The CSW58 began on Monday, March 10 and continues through next Friday, March 21. CSW gives women from every country in the world a voice, with presentations given throughout the two weeks on everything from female artists and journalists to the need for advancement in female mental health, technological advancement for young girls in third world countries, and thoughts on women’s reproductive health and education.
A parallel event of the CSW, organized by Women’s Caucus for Art and held at the Church Center across the street from the main United Nations building (777 UN Plaza), this presentation was titled “Women Artists/Activists and the MDGs: Art, Video, Work in the Field, and Conversation MDGs.” In the presentation, three incredible women of varying backgrounds provided highlights of their experiences in both the United States and in developing countries and told how they were helping to create a change in women there through art. The talk, as most CSW events are, was also connected to conversation on the MDGs, or the eight Millennium Development Goals developed by the United Nations to hopefully be completed by 2015 – these goals include halting the spread of HIV/AIDS, improving maternal health, reducing child mortality, and eradicating extreme poverty throughout the world.

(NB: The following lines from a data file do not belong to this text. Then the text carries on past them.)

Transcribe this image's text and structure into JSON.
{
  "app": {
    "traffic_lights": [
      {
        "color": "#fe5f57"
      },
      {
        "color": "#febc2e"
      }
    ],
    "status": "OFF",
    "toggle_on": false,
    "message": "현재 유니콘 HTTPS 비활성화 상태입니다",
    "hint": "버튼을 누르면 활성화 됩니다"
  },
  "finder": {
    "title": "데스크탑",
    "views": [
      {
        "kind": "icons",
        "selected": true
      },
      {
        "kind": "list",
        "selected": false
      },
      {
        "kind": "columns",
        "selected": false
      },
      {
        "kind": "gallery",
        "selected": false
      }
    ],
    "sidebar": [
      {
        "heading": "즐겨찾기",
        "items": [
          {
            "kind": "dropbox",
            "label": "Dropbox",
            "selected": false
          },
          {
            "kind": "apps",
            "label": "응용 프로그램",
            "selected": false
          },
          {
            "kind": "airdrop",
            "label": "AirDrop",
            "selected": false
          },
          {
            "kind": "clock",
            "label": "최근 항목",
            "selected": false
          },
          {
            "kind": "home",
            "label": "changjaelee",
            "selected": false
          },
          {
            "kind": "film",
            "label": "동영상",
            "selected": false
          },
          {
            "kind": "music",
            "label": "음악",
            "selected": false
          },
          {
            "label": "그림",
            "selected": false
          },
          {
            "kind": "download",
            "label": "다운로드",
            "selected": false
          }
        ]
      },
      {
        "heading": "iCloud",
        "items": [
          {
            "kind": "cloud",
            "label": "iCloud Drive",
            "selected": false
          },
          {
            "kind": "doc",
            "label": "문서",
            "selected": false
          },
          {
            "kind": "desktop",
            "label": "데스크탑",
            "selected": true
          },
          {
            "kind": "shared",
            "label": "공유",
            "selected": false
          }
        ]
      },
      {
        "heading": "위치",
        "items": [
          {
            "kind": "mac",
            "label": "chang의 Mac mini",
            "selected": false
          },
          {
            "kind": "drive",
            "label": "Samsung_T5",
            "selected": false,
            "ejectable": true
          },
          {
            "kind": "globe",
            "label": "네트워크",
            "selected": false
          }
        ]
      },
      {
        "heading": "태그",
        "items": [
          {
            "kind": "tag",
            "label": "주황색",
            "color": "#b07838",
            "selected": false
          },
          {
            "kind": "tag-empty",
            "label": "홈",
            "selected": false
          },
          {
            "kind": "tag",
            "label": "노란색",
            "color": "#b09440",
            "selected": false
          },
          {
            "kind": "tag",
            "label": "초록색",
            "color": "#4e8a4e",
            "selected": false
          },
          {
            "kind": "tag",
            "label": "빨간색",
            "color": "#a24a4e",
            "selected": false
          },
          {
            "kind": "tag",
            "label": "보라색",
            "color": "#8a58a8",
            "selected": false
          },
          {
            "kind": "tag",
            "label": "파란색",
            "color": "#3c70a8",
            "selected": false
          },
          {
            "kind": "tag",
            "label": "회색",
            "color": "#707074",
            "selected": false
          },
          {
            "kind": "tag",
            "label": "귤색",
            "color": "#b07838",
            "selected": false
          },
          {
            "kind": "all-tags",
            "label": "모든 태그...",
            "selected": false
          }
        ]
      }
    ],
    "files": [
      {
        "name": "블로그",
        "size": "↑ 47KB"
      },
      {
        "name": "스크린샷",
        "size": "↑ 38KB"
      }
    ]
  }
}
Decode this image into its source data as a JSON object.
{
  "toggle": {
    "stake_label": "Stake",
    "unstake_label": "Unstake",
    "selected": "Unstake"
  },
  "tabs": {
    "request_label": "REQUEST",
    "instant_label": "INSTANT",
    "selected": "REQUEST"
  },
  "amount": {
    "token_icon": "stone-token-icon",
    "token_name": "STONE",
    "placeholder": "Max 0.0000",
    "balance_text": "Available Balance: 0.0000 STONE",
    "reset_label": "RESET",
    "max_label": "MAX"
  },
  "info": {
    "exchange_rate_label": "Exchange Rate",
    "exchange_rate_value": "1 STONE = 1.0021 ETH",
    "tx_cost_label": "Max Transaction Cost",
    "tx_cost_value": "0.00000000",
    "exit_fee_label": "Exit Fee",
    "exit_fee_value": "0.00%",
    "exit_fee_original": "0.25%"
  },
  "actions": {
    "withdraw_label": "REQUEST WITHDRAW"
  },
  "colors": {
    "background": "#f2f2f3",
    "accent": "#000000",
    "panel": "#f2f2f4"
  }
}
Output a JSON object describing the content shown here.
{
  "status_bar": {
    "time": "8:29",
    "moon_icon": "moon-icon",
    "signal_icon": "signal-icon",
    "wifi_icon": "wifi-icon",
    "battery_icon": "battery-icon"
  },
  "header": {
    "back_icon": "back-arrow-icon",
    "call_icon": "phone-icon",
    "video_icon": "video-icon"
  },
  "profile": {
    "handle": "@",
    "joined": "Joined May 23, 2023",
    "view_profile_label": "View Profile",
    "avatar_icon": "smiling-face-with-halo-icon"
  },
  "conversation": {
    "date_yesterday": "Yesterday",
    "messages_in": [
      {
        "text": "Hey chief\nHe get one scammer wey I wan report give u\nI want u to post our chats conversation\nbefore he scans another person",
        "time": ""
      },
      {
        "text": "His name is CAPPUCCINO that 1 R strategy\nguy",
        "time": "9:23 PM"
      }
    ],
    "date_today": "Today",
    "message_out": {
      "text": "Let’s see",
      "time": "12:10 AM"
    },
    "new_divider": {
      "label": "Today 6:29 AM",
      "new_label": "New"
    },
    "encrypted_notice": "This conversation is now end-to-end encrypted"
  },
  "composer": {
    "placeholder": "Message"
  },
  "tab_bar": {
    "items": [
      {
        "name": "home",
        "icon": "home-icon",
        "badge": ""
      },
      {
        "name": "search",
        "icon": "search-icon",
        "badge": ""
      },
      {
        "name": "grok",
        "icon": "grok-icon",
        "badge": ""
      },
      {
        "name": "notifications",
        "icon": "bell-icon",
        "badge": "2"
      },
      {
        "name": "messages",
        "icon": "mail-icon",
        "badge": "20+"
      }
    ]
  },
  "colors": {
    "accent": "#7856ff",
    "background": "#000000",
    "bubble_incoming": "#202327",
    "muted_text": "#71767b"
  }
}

Anne Kantor Kellet, who is an artist and owns a gallery in Wilmington, Vermont, spoke briefly about the works she has created – all an emotional response to surviving horrific human atrocities. Her painting work in the United States focuses on her responses to the Holocaust (her parents and other family were Holocaust survivors), and her photography work follows her response to the Rwandan genocide (survivors of which she met in person on multiple missions to the country). Kantor Kellet’s collection of Holocaust paintings are titled “Surviving Surviving” – telling stories of survivors – and this seems to be a theme throughout her entire work. She is certainly an inspiration in telling the stories of other women around the world.
Mary Oestereicher Hamill, Ph.D., spoke about her attempts to engage women in their own art-making, providing video and still cameras to poverty- and trauma-stricken women around the world. Her work started in Boston, where she provided the same outlet for homeless individuals, who then got to see their work put on display in exhibition. She has been to China and Vietnam on medical missions, where she continued her photography work with the less advantaged, hosting art festivals there and post-trip exhibitions in the States. Her most recent work has been through service in Cambodia, where she met with elderly widows stricken by trauma from the Khmer Rouge genocide – by engaging the widows in fabric printmaking, she has helped them to find an outlet for their grief. An exhibition in the United States is planned from her work in Cambodia.
The final speaker, Allison Milewski, is the founder of PhotoForward, an organization dedicated to providing an outlet for those in under-served nations to tell their stories through art. Her work takes her not only around the United States, but to Laos and Cambodia as well. Currently working on obtaining a certificate in Creative Arts Therapy from The New School, Milewski has over a decade of experience in the arts and international program development. Her organization helps to create sustainable programs around the world, teaching both young and old learners new technologies, including computer skills and photography and digital art-making, all in partnership with local organizations.
Each of these women excels in educating women and the less-advantaged on the power they have within themselves, and the ability they have to tell and share their stories through art. They in turn assist in that story-telling, bringing those inspirational tales back to the United States where more voices can be heard. Every one of us is affected by something in our lives, some more so than others – art is just one outlet we have to express ourselves. It is through the innovation and education of these three women that at least some women’s lives are made better through greater access to art. So it’s true – art really can change the world.